Connectivity options are plentiful on the P1i. For the cellular networks, it is a triband GSM phone and 3G-enabled. Other wireless options include wireless LAN and Bluetooth. Its Bluetooth implementation supports A2DP, which means you can connect a wireless stereo headset to it for music playback.
While its wireless options should be sufficient for most users' needs, it is regrettable that they are exactly the same as the P990i's. We would have appreciated the addition of HSDPA for faster cellular data connections or a quadband GSM radio for better roaming options.
The OS used on the P1i is Symbian 9.2 with the UIQ 3.1 interface. Symbian is the same OS used on many mid- to high-end Nokia phones, but the Series 60 interface used on those devices is very different from the touchscreen-supported UIQ on the Sony Ericsson smart phones.

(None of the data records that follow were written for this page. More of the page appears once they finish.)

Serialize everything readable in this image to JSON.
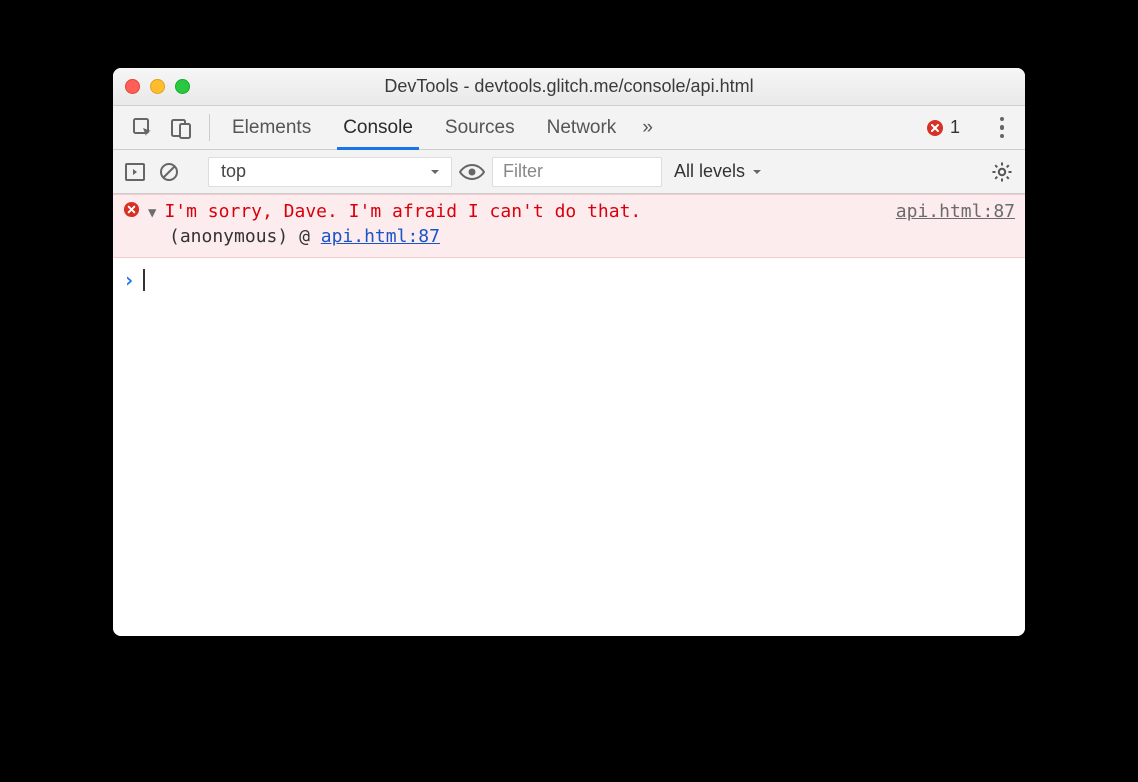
{
  "window": {
    "title": "DevTools - devtools.glitch.me/console/api.html"
  },
  "tabs": {
    "items": [
      "Elements",
      "Console",
      "Sources",
      "Network"
    ],
    "active_index": 1,
    "overflow_glyph": "»"
  },
  "error_indicator": {
    "count": "1"
  },
  "console_toolbar": {
    "context": "top",
    "filter_placeholder": "Filter",
    "level": "All levels"
  },
  "console": {
    "error": {
      "message": "I'm sorry, Dave. I'm afraid I can't do that.",
      "source": "api.html:87",
      "stack_label": "(anonymous)",
      "stack_at": "@",
      "stack_link": "api.html:87"
    },
    "prompt_glyph": "›"
  }
}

As with any OS, a user going in cold will need some adjustment time, but it is safe to say that the UIQ learning curve is not steep.

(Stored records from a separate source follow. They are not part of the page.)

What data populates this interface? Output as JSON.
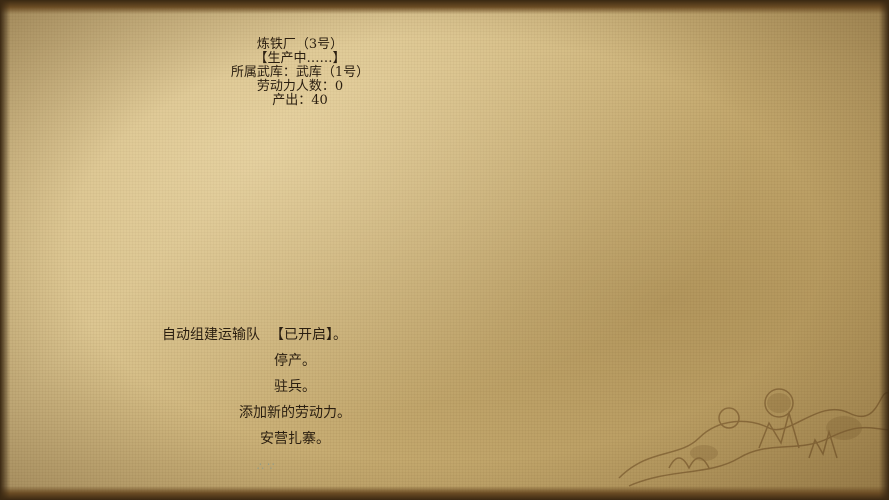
{
  "building": {
    "name": "炼铁厂（3号）",
    "status": "【生产中……】",
    "armory_line": "所属武库：武库（1号）",
    "labor_line": "劳动力人数：0",
    "output_line": "产出：40"
  },
  "menu": {
    "auto_transport_label": "自动组建运输队",
    "auto_transport_status": "【已开启】",
    "auto_transport_suffix": "。",
    "stop_production": "停产。",
    "garrison": "驻兵。",
    "add_labor": "添加新的劳动力。",
    "make_camp": "安营扎寨。"
  },
  "colors": {
    "text": "#2a1e10",
    "paper": "#cdb47c",
    "border": "#3a2812"
  }
}
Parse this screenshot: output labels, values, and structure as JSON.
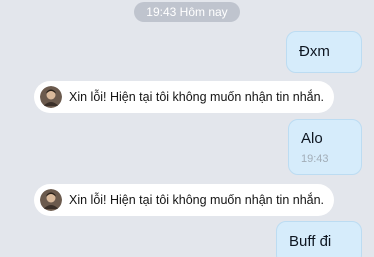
{
  "date_separator": "19:43 Hôm nay",
  "messages": [
    {
      "type": "outgoing",
      "text": "Đxm",
      "time": ""
    },
    {
      "type": "system",
      "text": "Xin lỗi! Hiện tại tôi không muốn nhận tin nhắn.",
      "avatar_icon": "user-avatar"
    },
    {
      "type": "outgoing",
      "text": "Alo",
      "time": "19:43"
    },
    {
      "type": "system",
      "text": "Xin lỗi! Hiện tại tôi không muốn nhận tin nhắn.",
      "avatar_icon": "user-avatar"
    },
    {
      "type": "outgoing",
      "text": "Buff đi",
      "time": ""
    }
  ],
  "colors": {
    "background": "#e3e6ec",
    "outgoing_bubble": "#d6ecfb",
    "system_pill": "#ffffff",
    "date_pill": "#bfc4ce"
  }
}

Tapping the screen with the stylus is the best way to navigate the menus, naturally, but one-handed operation is not as convenient as other competing OSes. For example, moving between tabs in option screens requires either tapping the display or using the left and right arrow keys found on either side of the spacebar button. This is tedious because your left thumb, which can scroll up and down as well as depress the selector, must shift to either touch the screen or downward to the arrow keys to perform basic functions. It may seem nit-picky to point this out on a device meant to be used with a stylus, but the truth of the matter is that both Palm OS and Windows Mobile (5.0 onward) have made the direction pad efficient to the point where you can get to almost every field without touching the LCD panel.
Being a business-orientated device, applications to open and edit documents are included with this handset. It also comes with a business card scanner program to be used in tandem with the camera for easy storage of contacts. Wireless syncing with your exchange server can be set up with a Dataviz application provided. As added convenience, a sync/charge cradle is also included with the P1i.
A QVGA display capable of 262K colors is found on the P1i. Memory-wise, it has 160MB built-in not counting the 512MB M2 card included with the standard package. Buying more memory will be useful for those who wish to use it as a music player. The provided stereo headset does not allow you to connect your own headphones for lack of a 3.5mm audio mini-jack, and it isn't very comfortable, either. Fortunately, there are optional accessories from Sony Ericsson meant for that purpose. The FM radio feature worked excellently not only in radio reception, but also in ease of use when auto-searching and storing radio stations.
The 3.2-megapixel camera found on the P1i has both an autofocus feature and LED light for dark situations. It produces good images for a mobile phone, and comes with options like macro and night mode for those specific situations. A second front-facing camera is found on the top left corner for video calls.
One thing we did notice on the P1i was how responsive it is to screen taps and button presses. Even with multiple applications running in the background, we felt very little slowdown in the device. Memory management is done though the Task Manager, which can be accessed anytime by tapping the top right-hand corner of the display.
A full charge of the 1,120mAh battery lasted us about 2.5 days. This included some Web browsing using both wireless LAN and 3G aside from normal phone use like calls and text messaging. Voice calls came through clearly, as was also the case with video calls when using the speakerphone.